By Jennifer Arnold
July 24, 2001

Interlocking piles of felled trees anchored to a streambed and adjacent banks can help protect eroding streambanks and cost less than current control measures.

Many stream corridors in agricultural watersheds suffer from accelerated erosion. For years, researchers have tried to stabilize streambanks with planted vegetation. This technique is usually cheaper, better for the environment and more aesthetically pleasing than traditional artificial control measures that use structures made from costly stone and concrete. However, vegetation is hard to establish in rapidly eroding channels.

Now, Agricultural Research Service hydraulic engineer Doug Shields at the National Sedimentation Laboratory, Oxford, Miss.--in cooperation with the USDA’s Natural Resources Conservation Service, U.S. Army Corps of Engineers and local landowners--has designed and constructed an experimental erosion control system. It uses interlocking piles of felled trees anchored to the streambank.
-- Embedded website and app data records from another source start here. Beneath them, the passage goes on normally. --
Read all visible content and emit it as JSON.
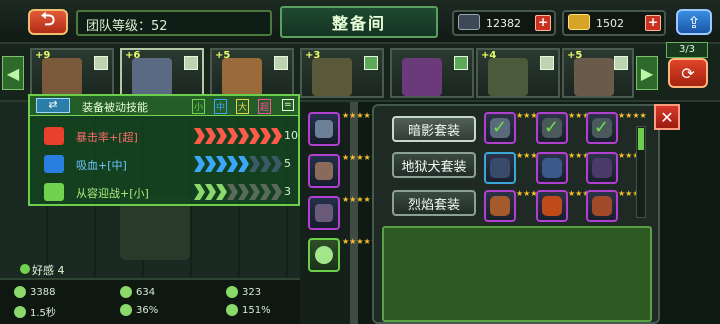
{
  "header": {
    "title": "整备间",
    "team_level_label": "团队等级：52",
    "currency1": "12382",
    "currency2": "1502",
    "plus": "+"
  },
  "heroes": [
    {
      "plus": "+9"
    },
    {
      "plus": "+6"
    },
    {
      "plus": "+5"
    },
    {
      "plus": "+3"
    },
    {
      "plus": ""
    },
    {
      "plus": "+4"
    },
    {
      "plus": "+5"
    }
  ],
  "hero_count": "3/3",
  "skill_panel": {
    "title": "装备被动技能",
    "levels": [
      "小",
      "中",
      "大",
      "超"
    ],
    "level_colors": [
      "#6fd34f",
      "#3aa7f8",
      "#f2d04a",
      "#ff4fa0"
    ],
    "rows": [
      {
        "name": "暴击率+[超]",
        "value": "10",
        "name_color": "#ff6a6a",
        "chev_colors": [
          "#ff5a4a",
          "#ff5a4a",
          "#ff5a4a",
          "#ff5a4a",
          "#ff5a4a",
          "#ff5a4a",
          "#ff5a4a",
          "#ff5a4a"
        ]
      },
      {
        "name": "吸血+[中]",
        "value": "5",
        "name_color": "#6ec7ff",
        "chev_colors": [
          "#3aa7f8",
          "#3aa7f8",
          "#3aa7f8",
          "#3aa7f8",
          "#3aa7f8",
          "#3a5a6a",
          "#3a5a6a",
          "#3a5a6a"
        ]
      },
      {
        "name": "从容迎战+[小]",
        "value": "3",
        "name_color": "#a8f07a",
        "chev_colors": [
          "#8ad96a",
          "#8ad96a",
          "#8ad96a",
          "#5a6a5a",
          "#5a6a5a",
          "#5a6a5a",
          "#5a6a5a",
          "#5a6a5a"
        ]
      }
    ]
  },
  "favor": "好感 4",
  "stats": {
    "hp": "3388",
    "attack": "634",
    "defense": "323",
    "speed": "1.5秒",
    "crit": "36%",
    "crit_dmg": "151%"
  },
  "suits": [
    "暗影套装",
    "地狱犬套装",
    "烈焰套装"
  ]
}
These felled-tree structures are designed to induce sediment deposition at the toe--the place where the streambank intersects the streambed--of eroding banks. This reverses erosion-driven channel enlargement. Data and observations indicate that the structures create hydraulic conditions favorable to stream habitat restoration and induce sediment to be deposited in areas formerly subject to erosion.
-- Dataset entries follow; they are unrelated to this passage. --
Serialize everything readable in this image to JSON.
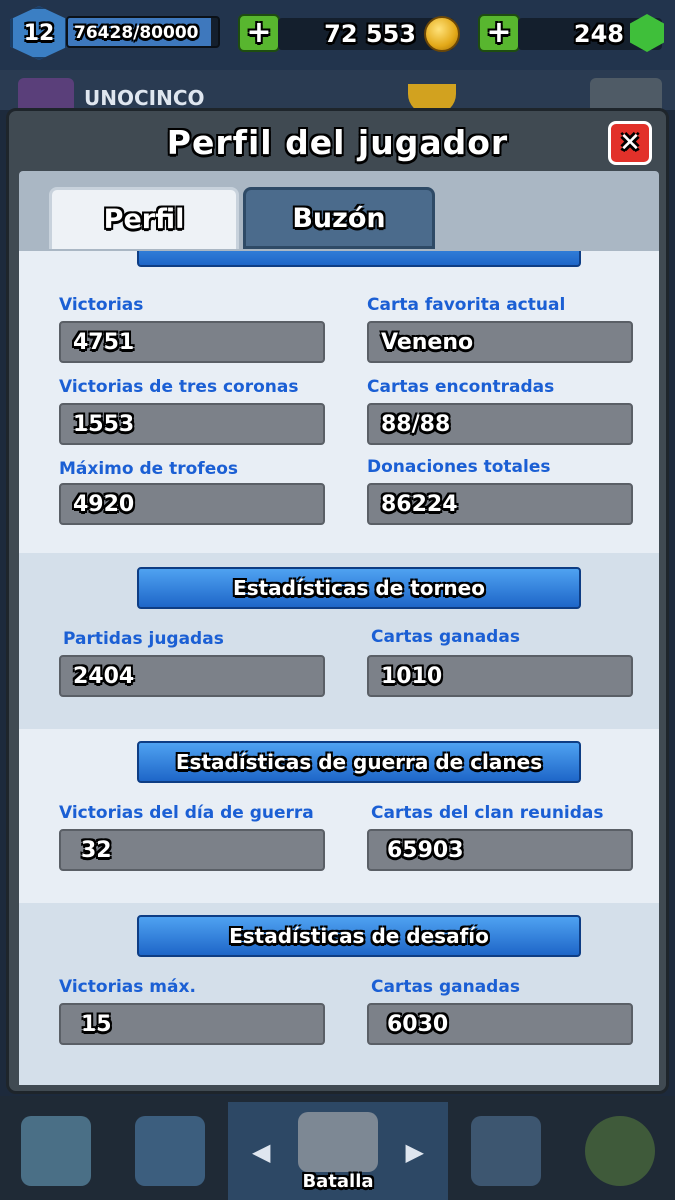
{
  "topbar": {
    "level": "12",
    "xp_text": "76428/80000",
    "xp_progress": 0.955,
    "plus_label": "+",
    "gold": "72 553",
    "gems": "248"
  },
  "peek": {
    "player_name": "UNOCINCO"
  },
  "modal": {
    "title": "Perfil del jugador",
    "close_label": "✕",
    "tabs": [
      {
        "label": "Perfil",
        "active": true
      },
      {
        "label": "Buzón",
        "active": false
      }
    ]
  },
  "stats": {
    "general": {
      "items": [
        {
          "label": "Victorias",
          "value": "4751"
        },
        {
          "label": "Carta favorita actual",
          "value": "Veneno"
        },
        {
          "label": "Victorias de tres coronas",
          "value": "1553"
        },
        {
          "label": "Cartas encontradas",
          "value": "88/88"
        },
        {
          "label": "Máximo de trofeos",
          "value": "4920"
        },
        {
          "label": "Donaciones totales",
          "value": "86224"
        }
      ]
    },
    "tournament": {
      "title": "Estadísticas de torneo",
      "items": [
        {
          "label": "Partidas jugadas",
          "value": "2404"
        },
        {
          "label": "Cartas ganadas",
          "value": "1010"
        }
      ]
    },
    "clan_war": {
      "title": "Estadísticas de guerra de clanes",
      "items": [
        {
          "label": "Victorias del día de guerra",
          "value": "32"
        },
        {
          "label": "Cartas del clan reunidas",
          "value": "65903"
        }
      ]
    },
    "challenge": {
      "title": "Estadísticas de desafío",
      "items": [
        {
          "label": "Victorias máx.",
          "value": "15"
        },
        {
          "label": "Cartas ganadas",
          "value": "6030"
        }
      ]
    }
  },
  "bottom_nav": {
    "battle_label": "Batalla",
    "left_arrow": "◀",
    "right_arrow": "▶"
  }
}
About a year after construction, water depths near the structures had doubled, reducing severe stress on the aquatic community caused by extremely shallow conditions associated with channel erosion.

Additional components of the project include planting willow cuttings and switchgrasses. Results could provide the technical basis for future applications that cost only about one-third of current approaches featuring the use of quarried stone and other artificial materials to stabilize streambanks.
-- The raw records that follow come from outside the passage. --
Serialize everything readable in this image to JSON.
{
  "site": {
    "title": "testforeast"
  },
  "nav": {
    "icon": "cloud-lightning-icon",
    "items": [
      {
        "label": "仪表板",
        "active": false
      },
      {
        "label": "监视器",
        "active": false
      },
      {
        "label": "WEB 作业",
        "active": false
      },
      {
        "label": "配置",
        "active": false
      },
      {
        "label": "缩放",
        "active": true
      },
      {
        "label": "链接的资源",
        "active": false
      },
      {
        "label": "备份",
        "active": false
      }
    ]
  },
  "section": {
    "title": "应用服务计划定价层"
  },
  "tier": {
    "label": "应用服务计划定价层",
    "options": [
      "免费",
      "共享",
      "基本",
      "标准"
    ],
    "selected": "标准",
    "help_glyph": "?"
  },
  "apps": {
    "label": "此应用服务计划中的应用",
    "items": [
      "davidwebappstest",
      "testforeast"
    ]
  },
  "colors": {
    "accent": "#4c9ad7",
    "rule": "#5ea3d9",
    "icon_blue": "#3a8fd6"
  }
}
This technology will help to create forested riparian buffer strips, control streambank erosion and restore the nation’s 3.5 million miles of rivers currently considered degraded by erosion, sedimentation and excess nutrients.

ARS is the U.S. Department of Agriculture’s chief scientific research agency.